by Gen. Albert Pike
Albert Pike (1809-1891) began writing as a youth, and “Hymns to the Gods” was his first published poem when he was only 23. He subsequently became a contributor to Blackwood’s Edinburgh Magazine after his book, Prose Sketches and Poems Written in the Western Country, appeared in 1834.Then, in 1872, he published an extended collection, Hymns to the Gods and Other Poems. An admirer of the work of Shelley and Cooleridge, he in turn was admired by Edgar Allan Poe.
He is primarily remembered as perhaps the leading scholar of Freemasonry in the nineteenth century but quite apart from that his verses display his incredible linguistic skills and knowledge of mythology.
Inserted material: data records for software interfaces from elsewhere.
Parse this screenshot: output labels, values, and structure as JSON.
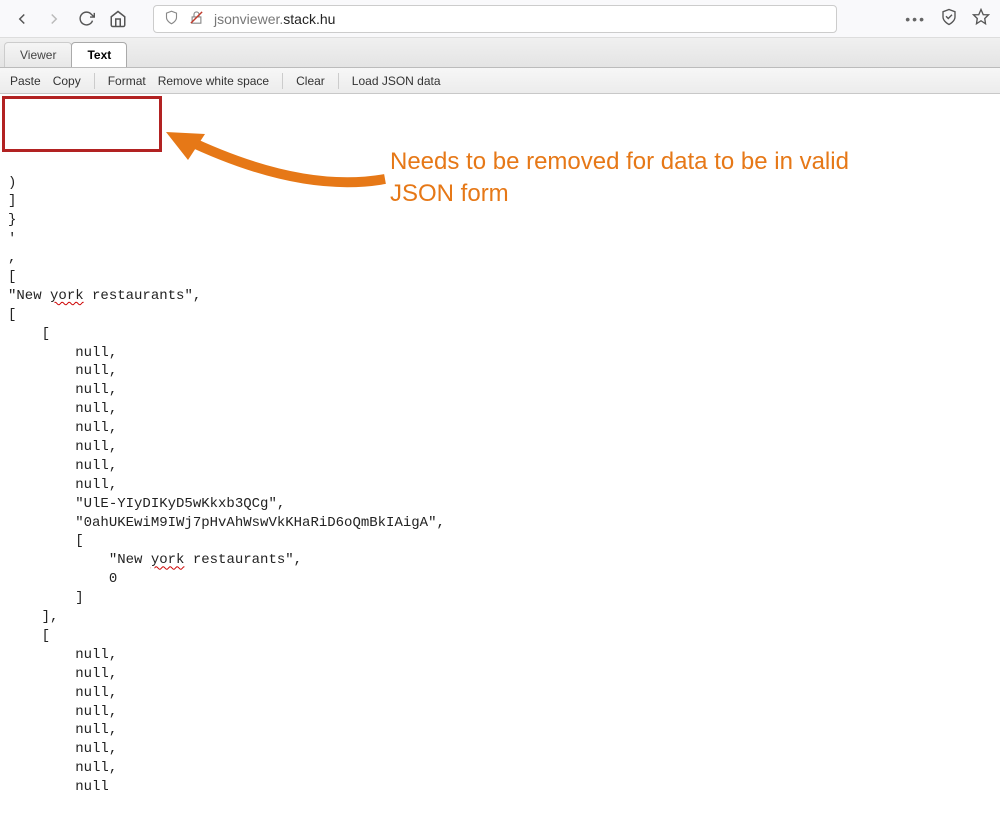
{
  "browser": {
    "url_prefix": "jsonviewer.",
    "url_domain": "stack.hu"
  },
  "tabs": {
    "viewer": "Viewer",
    "text": "Text"
  },
  "toolbar": {
    "paste": "Paste",
    "copy": "Copy",
    "format": "Format",
    "remove_ws": "Remove white space",
    "clear": "Clear",
    "load": "Load JSON data"
  },
  "annotation": {
    "text": "Needs to be removed for data to be in valid JSON form"
  },
  "code": {
    "l1": ")",
    "l2": "]",
    "l3": "}",
    "l4": "'",
    "l5": ",",
    "l6": "[",
    "l7a": "\"New ",
    "l7b": "york",
    "l7c": " restaurants\",",
    "l8": "[",
    "l9": "    [",
    "l10": "        null,",
    "l11": "        null,",
    "l12": "        null,",
    "l13": "        null,",
    "l14": "        null,",
    "l15": "        null,",
    "l16": "        null,",
    "l17": "        null,",
    "l18": "        \"UlE-YIyDIKyD5wKkxb3QCg\",",
    "l19": "        \"0ahUKEwiM9IWj7pHvAhWswVkKHaRiD6oQmBkIAigA\",",
    "l20": "        [",
    "l21a": "            \"New ",
    "l21b": "york",
    "l21c": " restaurants\",",
    "l22": "            0",
    "l23": "        ]",
    "l24": "    ],",
    "l25": "    [",
    "l26": "        null,",
    "l27": "        null,",
    "l28": "        null,",
    "l29": "        null,",
    "l30": "        null,",
    "l31": "        null,",
    "l32": "        null,",
    "l33": "        null"
  }
}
He is always struggling for synthesis, believing, “the great aim is to discover unity in multiplicity”. This is key to both his poetry and to the many degrees of Freemasonry that he revised and embellished.